Alan Price, 51, of Barley Lane, died after falling down steps next to The Oddfellows Arms pub in Ore on December 26, 2009. Two men arrested on suspicion of his murder were released without charge and at his inquest on Wednesday, Coroner Alan Craze recorded a verdict of accidental death.

Father-of-one Mr Price, who post mortem tests suggested would have been drunk, hit his head when he fell, leaving him in an awkward position face-down with his legs still on the steps. He suffocated, the inquest heard.

Curtis Crook was the first person to find him, and asked his cousin Frank Chisholm to come out to the alley with him. They tried to work out if he was dead, argued about what to do, but neither called an ambulance and in the witness box Mr Crook, of Oxford Road, St Leonards, said they had been there about five minutes. It was only when a passer-by walked into the alleyway that she took charge, calling 999 and asking the men what had happened.

Mr Crook was arrested at the scene and Mr Chisholm was arrested later that night at his girlfriend’s house.

PC Jake Dallaway, said that when Mr Chisholm was arrested he asked if the man was “really dead.” When the officer asked why else they would be there, Mr Chisholm reportedly said: “It’s assault isn’t it?”

Mr Chisholm, of Hollington Old Lane, St Leonards, admitted they had been drinking for quite a while but insisted he never saw Mr Price alive. “I got there and he was not moving. I didn’t call an ambulance becase I didn’t think he was dead,” he said.

Mr Crook, who admitted he was “very drunk”, added: “I don’t know why we didn’t call. I was very shocked, you do not see this sort of thing everyday.”

In a statement from Roy Fido, of Fairlight Road, he said he heard three voices in the alleyway arguing and one sounded “very agitated and aggressive.”
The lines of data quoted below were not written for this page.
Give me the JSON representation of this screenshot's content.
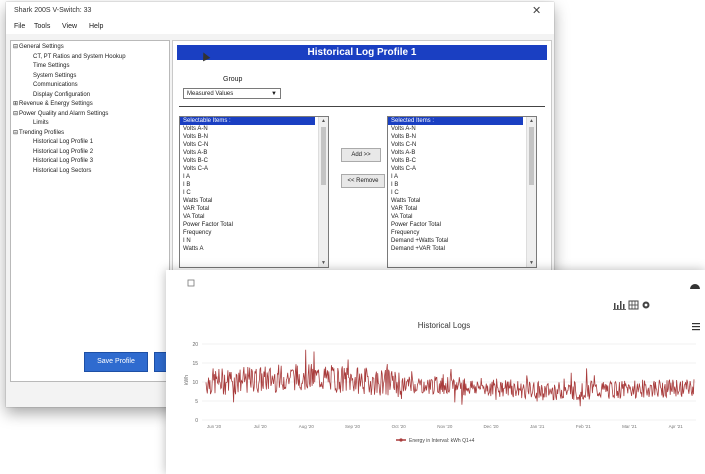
{
  "window": {
    "title": "Shark 200S V-Switch: 33",
    "close_glyph": "✕"
  },
  "menu": [
    "File",
    "Tools",
    "View",
    "Help"
  ],
  "tree": [
    {
      "label": "General Settings",
      "level": 0,
      "expander": "⊟"
    },
    {
      "label": "CT, PT Ratios and System Hookup",
      "level": 1
    },
    {
      "label": "Time Settings",
      "level": 1
    },
    {
      "label": "System Settings",
      "level": 1
    },
    {
      "label": "Communications",
      "level": 1
    },
    {
      "label": "Display Configuration",
      "level": 1
    },
    {
      "label": "Revenue & Energy Settings",
      "level": 0,
      "expander": "⊞"
    },
    {
      "label": "Power Quality and Alarm Settings",
      "level": 0,
      "expander": "⊟"
    },
    {
      "label": "Limits",
      "level": 1
    },
    {
      "label": "Trending Profiles",
      "level": 0,
      "expander": "⊟"
    },
    {
      "label": "Historical Log Profile 1",
      "level": 1
    },
    {
      "label": "Historical Log Profile 2",
      "level": 1
    },
    {
      "label": "Historical Log Profile 3",
      "level": 1
    },
    {
      "label": "Historical Log Sectors",
      "level": 1
    }
  ],
  "panel": {
    "title": "Historical Log Profile 1",
    "group_label": "Group",
    "group_value": "Measured Values",
    "add_label": "Add >>",
    "remove_label": "<< Remove"
  },
  "selectable_items": [
    "Selectable Items :",
    "Volts A-N",
    "Volts B-N",
    "Volts C-N",
    "Volts A-B",
    "Volts B-C",
    "Volts C-A",
    "I A",
    "I B",
    "I C",
    "Watts Total",
    "VAR Total",
    "VA Total",
    "Power Factor Total",
    "Frequency",
    "I N",
    "Watts A"
  ],
  "selected_items": [
    "Selected Items :",
    "Volts A-N",
    "Volts B-N",
    "Volts C-N",
    "Volts A-B",
    "Volts B-C",
    "Volts C-A",
    "I A",
    "I B",
    "I C",
    "Watts Total",
    "VAR Total",
    "VA Total",
    "Power Factor Total",
    "Frequency",
    "Demand +Watts Total",
    "Demand +VAR Total"
  ],
  "buttons": {
    "save_profile": "Save Profile"
  },
  "chart_card": {
    "icons": [
      "bar-chart-icon",
      "table-icon",
      "gear-icon",
      "dashboard-icon",
      "hamburger-menu-icon"
    ],
    "accent_color": "#a83b3b"
  },
  "chart_data": {
    "type": "line",
    "title": "Historical Logs",
    "ylabel": "kWh",
    "ylim": [
      0,
      20
    ],
    "yticks": [
      0,
      5,
      10,
      15,
      20
    ],
    "x": [
      "Jun '20",
      "Jul '20",
      "Aug '20",
      "Sep '20",
      "Oct '20",
      "Nov '20",
      "Dec '20",
      "Jan '21",
      "Feb '21",
      "Mar '21",
      "Apr '21"
    ],
    "series": [
      {
        "name": "Energy in Interval: kWh Q1+4",
        "color": "#a83b3b",
        "values": [
          10,
          10.5,
          11.5,
          10.5,
          9.5,
          9,
          8.5,
          7.5,
          7.8,
          8.2,
          8.5
        ]
      }
    ]
  }
}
Both cousins denied there had been any argument involving Mr Price, and when interviewed, their two accounts were identical and they had not had a chance to confer.

Mr Craze said: “I can see why the two of them were arrested but pretty quickly it became clear there was nothing at all to suggest this was an assault, certainly not on the part of the two witnesses who have appeared in court today. The slippery steps, the poor lighting and the degree of intoxication all probably played a part.”

Speaking after the sometimes tense hearing, during which Mr Craze had to remind those there not to “hurl accusations,” Mr Price’s sister Sandra Parker said: “There will always be an element of doubt and some of the things we heard today were a complete surprise. We have waited 14 months for this and we needed today to be over with but we have been left with more questions than answers.”